The Big Three talks, the last taking place in Potsdam, west of Berlin in July 1945, had agreed to split the responsibility for Germany between the Western allies (Britain, the US and France) in western Germany and the Soviet Union in the east. Berlin, one hundred miles within the Soviet hemisphere, would also be split into four zones, one for each of the Allied powers, with a line of communication through eastern Germany to link the western zones of Berlin to western Germany.

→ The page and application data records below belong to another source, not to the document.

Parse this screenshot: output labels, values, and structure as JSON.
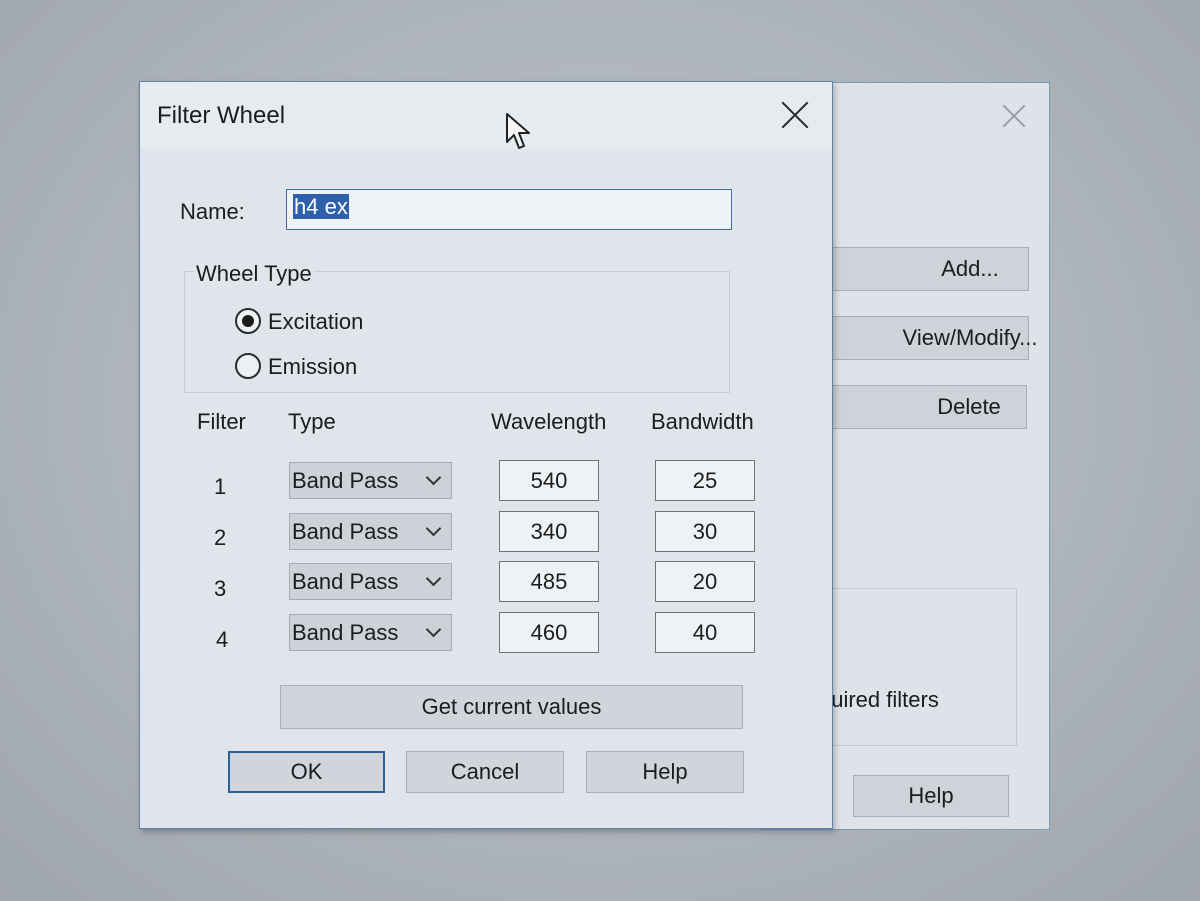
{
  "background_dialog": {
    "buttons": {
      "add": "Add...",
      "view_modify": "View/Modify...",
      "delete": "Delete",
      "help": "Help"
    },
    "group_text": "quired filters"
  },
  "dialog": {
    "title": "Filter Wheel",
    "name_label": "Name:",
    "name_value": "h4 ex",
    "wheel_type": {
      "label": "Wheel Type",
      "options": [
        {
          "label": "Excitation",
          "checked": true
        },
        {
          "label": "Emission",
          "checked": false
        }
      ]
    },
    "table": {
      "headers": {
        "filter": "Filter",
        "type": "Type",
        "wavelength": "Wavelength",
        "bandwidth": "Bandwidth"
      },
      "rows": [
        {
          "filter": "1",
          "type": "Band Pass",
          "wavelength": "540",
          "bandwidth": "25"
        },
        {
          "filter": "2",
          "type": "Band Pass",
          "wavelength": "340",
          "bandwidth": "30"
        },
        {
          "filter": "3",
          "type": "Band Pass",
          "wavelength": "485",
          "bandwidth": "20"
        },
        {
          "filter": "4",
          "type": "Band Pass",
          "wavelength": "460",
          "bandwidth": "40"
        }
      ]
    },
    "buttons": {
      "get_current": "Get current values",
      "ok": "OK",
      "cancel": "Cancel",
      "help": "Help"
    }
  },
  "colors": {
    "dialog_border": "#5f84ab",
    "selection": "#2d5faa",
    "default_button_border": "#2f5f97"
  }
}
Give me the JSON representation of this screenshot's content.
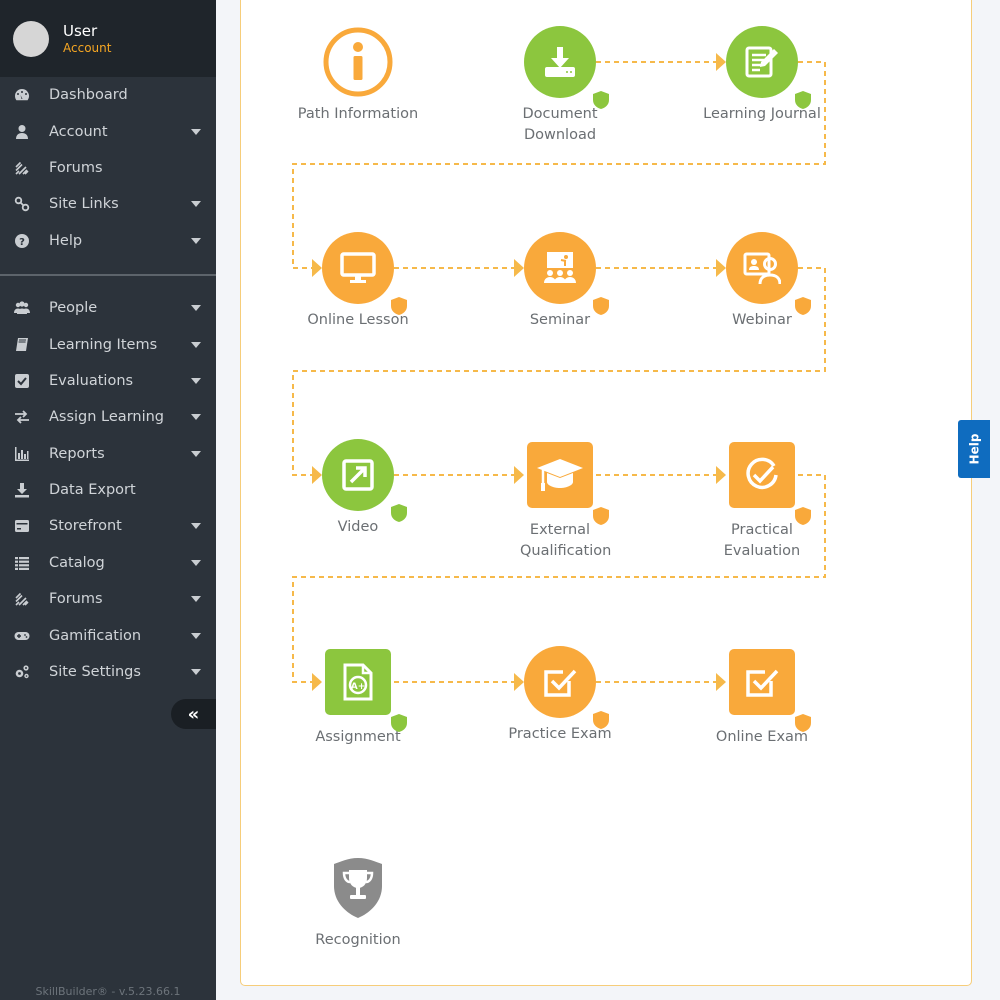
{
  "user": {
    "name": "User",
    "role": "Account"
  },
  "sidebar": {
    "primary": [
      {
        "label": "Dashboard",
        "icon": "dashboard-icon",
        "has_caret": false
      },
      {
        "label": "Account",
        "icon": "user-icon",
        "has_caret": true
      },
      {
        "label": "Forums",
        "icon": "forums-icon",
        "has_caret": false
      },
      {
        "label": "Site Links",
        "icon": "link-icon",
        "has_caret": true
      },
      {
        "label": "Help",
        "icon": "question-icon",
        "has_caret": true
      }
    ],
    "admin": [
      {
        "label": "People",
        "icon": "people-icon",
        "has_caret": true
      },
      {
        "label": "Learning Items",
        "icon": "book-icon",
        "has_caret": true
      },
      {
        "label": "Evaluations",
        "icon": "checkbox-icon",
        "has_caret": true
      },
      {
        "label": "Assign Learning",
        "icon": "exchange-icon",
        "has_caret": true
      },
      {
        "label": "Reports",
        "icon": "bar-chart-icon",
        "has_caret": true
      },
      {
        "label": "Data Export",
        "icon": "download-icon",
        "has_caret": false
      },
      {
        "label": "Storefront",
        "icon": "credit-card-icon",
        "has_caret": true
      },
      {
        "label": "Catalog",
        "icon": "list-icon",
        "has_caret": true
      },
      {
        "label": "Forums",
        "icon": "forums-icon",
        "has_caret": true
      },
      {
        "label": "Gamification",
        "icon": "gamepad-icon",
        "has_caret": true
      },
      {
        "label": "Site Settings",
        "icon": "cogs-icon",
        "has_caret": true
      }
    ],
    "collapse_label": "«",
    "version": "SkillBuilder® - v.5.23.66.1"
  },
  "help_tab": {
    "label": "Help"
  },
  "colors": {
    "orange": "#f9a93b",
    "green": "#8cc63e",
    "gray": "#8b8b8b",
    "connector": "#f6b94a",
    "help_blue": "#0f6cbf"
  },
  "learning_path": {
    "nodes": [
      {
        "label": "Path Information",
        "icon": "info-icon",
        "shape": "ring",
        "color": "orange",
        "shield": false
      },
      {
        "label": "Document Download",
        "icon": "download-icon",
        "shape": "circle",
        "color": "green",
        "shield": true
      },
      {
        "label": "Learning Journal",
        "icon": "journal-edit-icon",
        "shape": "circle",
        "color": "green",
        "shield": true
      },
      {
        "label": "Online Lesson",
        "icon": "monitor-icon",
        "shape": "circle",
        "color": "orange",
        "shield": true
      },
      {
        "label": "Seminar",
        "icon": "presentation-icon",
        "shape": "circle",
        "color": "orange",
        "shield": true
      },
      {
        "label": "Webinar",
        "icon": "webinar-icon",
        "shape": "circle",
        "color": "orange",
        "shield": true
      },
      {
        "label": "Video",
        "icon": "external-link-icon",
        "shape": "circle",
        "color": "green",
        "shield": true
      },
      {
        "label": "External Qualification",
        "icon": "graduation-cap-icon",
        "shape": "square",
        "color": "orange",
        "shield": true
      },
      {
        "label": "Practical Evaluation",
        "icon": "check-circle-icon",
        "shape": "square",
        "color": "orange",
        "shield": true
      },
      {
        "label": "Assignment",
        "icon": "graded-document-icon",
        "shape": "square",
        "color": "green",
        "shield": true
      },
      {
        "label": "Practice Exam",
        "icon": "check-square-icon",
        "shape": "circle",
        "color": "orange",
        "shield": true
      },
      {
        "label": "Online Exam",
        "icon": "check-square-icon",
        "shape": "square",
        "color": "orange",
        "shield": true
      },
      {
        "label": "Recognition",
        "icon": "trophy-shield-icon",
        "shape": "trophy",
        "color": "gray",
        "shield": false
      }
    ]
  }
}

It was the attitude of how to treat post-war Germany that illustrated the real differences. The Soviet Union had, both in terms of actual numbers and also proportionately, shed the greatest amount of blood in defeating the Nazis. Therefore Stalin wanted heavy reparations from Germany and for it to be kept economically poor to prevent it rising again as a threat. France, who had been invaded three times by Germany during the previous hundred years, was sympathetic to this view. The Americans, however, felt that an economically strong Germany was vital to the future of Europe, where both capitalism and democracy could flourish and so the country would not descend again into a breeding ground for extremism